      -restart -agent

Note: All commands presented in this document should be typed as one line of text. It’s OK if the text wraps as you enter it, just be sure not to enter hard carriage returns.

Following are some examples of other things you could do.

  • Activate Remote Desktop Sharing, en! able access privileges for all users, restart ARD Agent:
$ sudo /System/Library/CoreServices/RemoteManagement/ARDAgent.app/Contents/Resources/kickstart \
      -activate -configure \
      -access -on -restart -agent
  • Activate Remote Desktop Sharing, enable access privileges for the users “admin”, grant full privileges for the users “admin”, restart ARD Agent and Menu extra:
$ sudo /System/Library/CoreServices/RemoteManagement/ARDAgent.app/Contents/Resources/kickstart \
      -activate -configure \
      -access -on -users admin -privs -all -restart -agent -menu

Note: The -users flag should refererence the shortname of a user of the system.

  • Activate Remote Desktop Sharing, disable access privileges for all users:
$ sudo /System/Library/CoreServices/RemoteManagement/ARDAgent.app/Contents/Resources/kickstart \
      -activate -configure \
      -access -off
  • If you just want to stop the ARD Agent process:
$ sudo /System/Library/CoreServices/Remote! Management/ARDAgent.app/Contents/Resources/kickstart \
      -agent -stop
  • If you want to deactivate it:
$ sudo /System/Library/CoreServices/RemoteManagement/ARDAgent.app/Contents/Resources/kickstart \
      -deactivate -configure \
      -access -off

Tip: For more information about using the kickstart command, add the -help flag. For example:

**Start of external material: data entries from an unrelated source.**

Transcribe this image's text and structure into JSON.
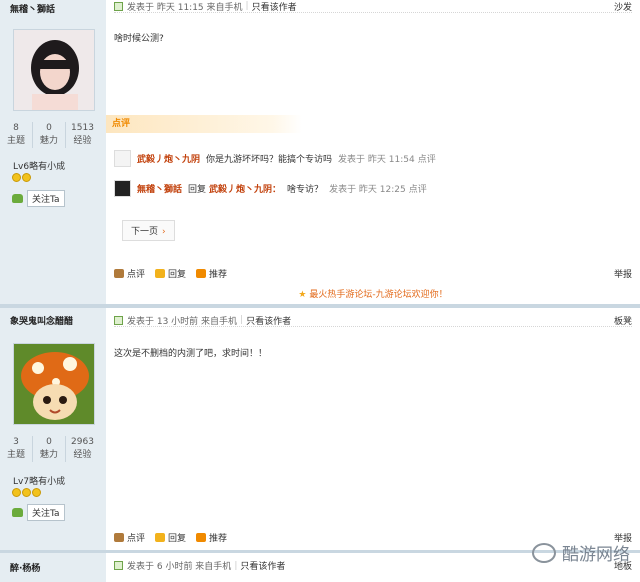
{
  "post1": {
    "author": "無稽丶獅話",
    "stats": [
      {
        "value": "8",
        "label": "主题"
      },
      {
        "value": "0",
        "label": "魅力"
      },
      {
        "value": "1513",
        "label": "经验"
      }
    ],
    "level": "Lv6略有小成",
    "follow": "关注Ta",
    "header": {
      "posted": "发表于 昨天 11:15 来自手机",
      "only_author": "只看该作者",
      "floor": "沙发"
    },
    "body": "啥时候公测?",
    "dianping_label": "点评",
    "comments": [
      {
        "name": "武毅丿炮丶九阴",
        "reply": "",
        "name2": "",
        "text": "你是九游坏坏吗？能搞个专访吗",
        "time": "发表于 昨天 11:54",
        "action": "点评"
      },
      {
        "name": "無稽丶獅話",
        "reply": "回复",
        "name2": "武毅丿炮丶九阴：",
        "text": "啥专访？",
        "time": "发表于 昨天 12:25",
        "action": "点评"
      }
    ],
    "next_page": "下一页",
    "actions": {
      "dianping": "点评",
      "reply": "回复",
      "recommend": "推荐",
      "report": "举报"
    },
    "promo": "最火热手游论坛-九游论坛欢迎你！"
  },
  "post2": {
    "author": "象哭鬼叫念醋醋",
    "stats": [
      {
        "value": "3",
        "label": "主题"
      },
      {
        "value": "0",
        "label": "魅力"
      },
      {
        "value": "2963",
        "label": "经验"
      }
    ],
    "level": "Lv7略有小成",
    "follow": "关注Ta",
    "header": {
      "posted": "发表于 13 小时前 来自手机",
      "only_author": "只看该作者",
      "floor": "板凳"
    },
    "body": "这次是不删档的内测了吧，求时间！！",
    "actions": {
      "dianping": "点评",
      "reply": "回复",
      "recommend": "推荐",
      "report": "举报"
    }
  },
  "post3": {
    "author": "醉·杨杨",
    "header": {
      "posted": "发表于 6 小时前 来自手机",
      "only_author": "只看该作者",
      "floor": "地板"
    }
  },
  "watermark": "酷游网络",
  "colors": {
    "sidebar": "#e5edf2",
    "accent": "#e36b1c",
    "name": "#c2410c"
  }
}
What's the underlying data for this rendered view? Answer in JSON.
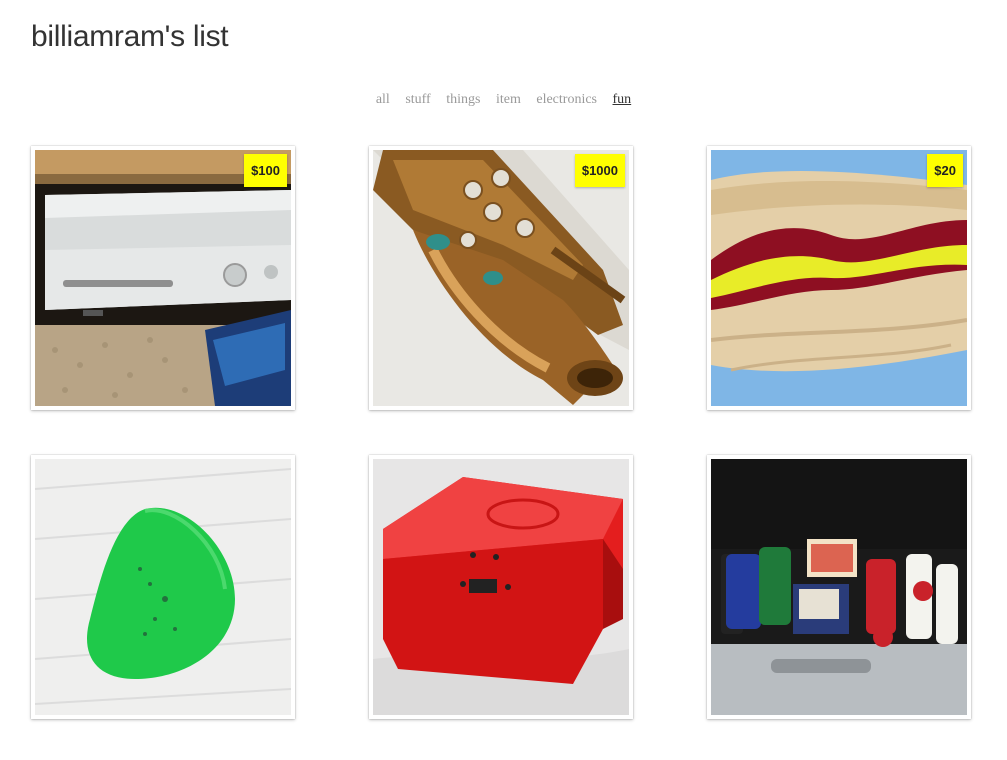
{
  "page": {
    "title": "billiamram's list"
  },
  "filters": [
    {
      "label": "all",
      "active": false
    },
    {
      "label": "stuff",
      "active": false
    },
    {
      "label": "things",
      "active": false
    },
    {
      "label": "item",
      "active": false
    },
    {
      "label": "electronics",
      "active": false
    },
    {
      "label": "fun",
      "active": true
    }
  ],
  "items": [
    {
      "image": "game-console",
      "price": "$100"
    },
    {
      "image": "saxophone",
      "price": "$1000"
    },
    {
      "image": "hot-dog-costume",
      "price": "$20"
    },
    {
      "image": "guitar-pick",
      "price": ""
    },
    {
      "image": "red-lockbox",
      "price": ""
    },
    {
      "image": "poker-chip-case",
      "price": ""
    }
  ],
  "colors": {
    "price_tag": "#ffff00",
    "title": "#333333",
    "nav": "#9a9a9a",
    "nav_active": "#333333"
  }
}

$ sudo /System/Library/CoreServices/RemoteManagement/ARDAgent.app/Contents/Resources/kickstart -help